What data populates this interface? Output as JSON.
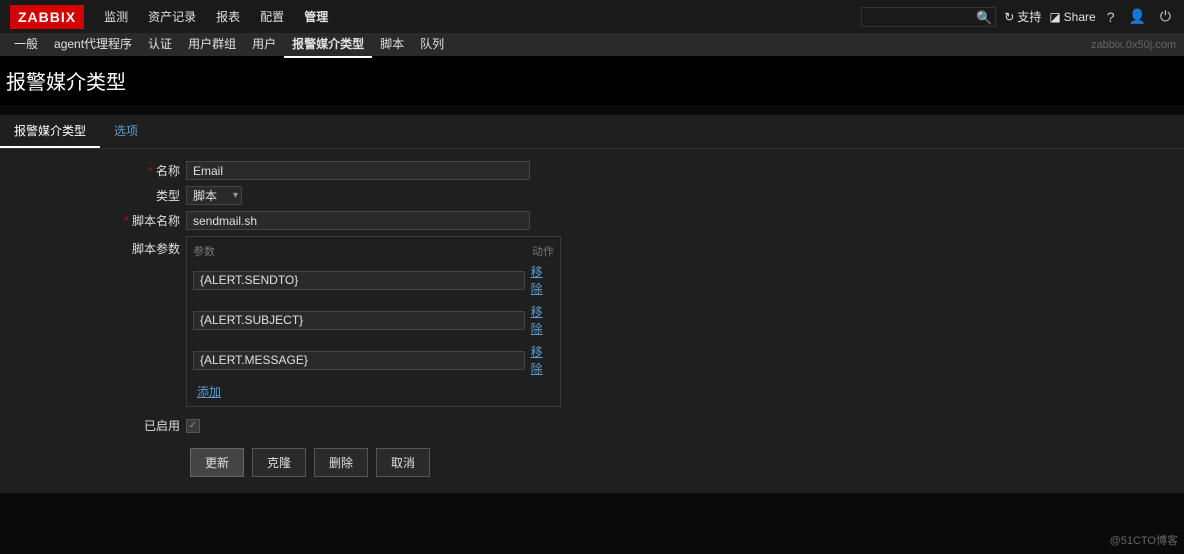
{
  "logo": "ZABBIX",
  "topnav": {
    "items": [
      "监测",
      "资产记录",
      "报表",
      "配置",
      "管理"
    ],
    "activeIndex": 4,
    "support": "支持",
    "share": "Share"
  },
  "subnav": {
    "items": [
      "一般",
      "agent代理程序",
      "认证",
      "用户群组",
      "用户",
      "报警媒介类型",
      "脚本",
      "队列"
    ],
    "activeIndex": 5,
    "breadcrumb": "zabbix.0x50j.com"
  },
  "pageTitle": "报警媒介类型",
  "tabs": [
    {
      "label": "报警媒介类型",
      "active": true
    },
    {
      "label": "选项",
      "active": false
    }
  ],
  "form": {
    "nameLabel": "名称",
    "nameValue": "Email",
    "typeLabel": "类型",
    "typeValue": "脚本",
    "scriptNameLabel": "脚本名称",
    "scriptNameValue": "sendmail.sh",
    "scriptParamsLabel": "脚本参数",
    "paramsHeader": {
      "param": "参数",
      "action": "动作"
    },
    "params": [
      {
        "value": "{ALERT.SENDTO}",
        "remove": "移除"
      },
      {
        "value": "{ALERT.SUBJECT}",
        "remove": "移除"
      },
      {
        "value": "{ALERT.MESSAGE}",
        "remove": "移除"
      }
    ],
    "addLink": "添加",
    "enabledLabel": "已启用",
    "enabledValue": true
  },
  "buttons": {
    "update": "更新",
    "clone": "克隆",
    "delete": "删除",
    "cancel": "取消"
  },
  "watermark": "@51CTO博客"
}
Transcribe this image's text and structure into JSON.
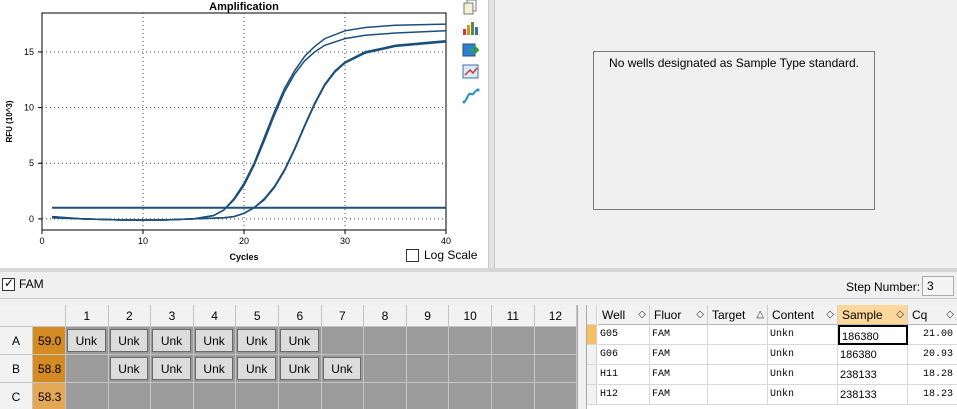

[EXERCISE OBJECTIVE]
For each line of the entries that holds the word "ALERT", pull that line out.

[YOUR RESPONSE]
        "value": "{ALERT.SENDTO}",
        "value": "{ALERT.SUBJECT}",
        "value": "{ALERT.MESSAGE}",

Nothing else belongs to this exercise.